Identification of Sources of Salmonella in Watersheds and Characterization of Multiple Antimicrobial Resistant Strains


Thousands of acres of shellfish beds along coastal North Carolina are closed to harvesting due to elevated levels of bacteria (Baker, 2001). It’s assumed that bacterial contamination such as Salmonella spp. has been resulted from human activities such as farming, forestry, and factors associated with urbanization. The objectives of the study are
  • To determine sources of bacterial contamination.  Four watersheds in the coastal North Carolina zone with various land uses of livestock swine production, residential/ industrial, row-crop agriculture and forestry are included in the study.

 

  • To determine multidrug resistance patterns and their genetic fingerprints to track sources of Salmonella contamination in the four watersheds.

 

    pigs     lagoon

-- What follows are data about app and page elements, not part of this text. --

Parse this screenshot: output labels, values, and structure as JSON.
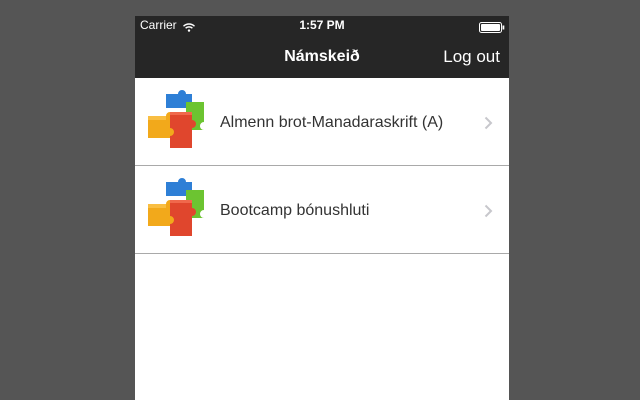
{
  "status_bar": {
    "carrier": "Carrier",
    "time": "1:57 PM",
    "icons": [
      "wifi-icon",
      "battery-icon"
    ]
  },
  "nav_bar": {
    "title": "Námskeið",
    "logout_label": "Log out"
  },
  "courses": [
    {
      "label": "Almenn brot-Manadaraskrift (A)",
      "icon": "puzzle-icon"
    },
    {
      "label": "Bootcamp bónushluti",
      "icon": "puzzle-icon"
    }
  ],
  "colors": {
    "background": "#555555",
    "nav_background": "#262626",
    "list_background": "#ffffff",
    "separator": "#a9a9a9",
    "chevron": "#c7c7cc",
    "puzzle": [
      "#2e7fd6",
      "#6cc431",
      "#f2a91b",
      "#e0462d"
    ]
  }
}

    creek    woods

 

           Different watershed systems and monitoring sites in eastern part of North Carolina

Phenotypes by using antibiograms has been useful as a screening tool for differentiating sources of bacterial contamination and could assist resource managers in developing strategies to more effectively manage watersheds impacted by multiple pollution sources including shellfish harvesting. Pulsed-field gel electrophoresis (PFGE) and cluster analysis was used to generate DNA fingerprinting and compare for the Salmonella pulsotypes.    
Reference:  Baker, B. 2001. Cleaning Up the Creek. Rural Electrification 59(5):26-29.

 

IDMEL personnel:

Prapas Patchanee (PhD student)
Wondwossen A. Gebreyes (Principle Investigator)

Other Collaborators: 

Nancy White (Coastal Studies Institute)
Daniel Line (Dept. of Biological and Agricultural Engineering, North Carolina State University)
Damian Shea (Dept. of Environmental and Molecular Toxicology, North Carolina State University)

Funding:

USDA CSREES 2004-2007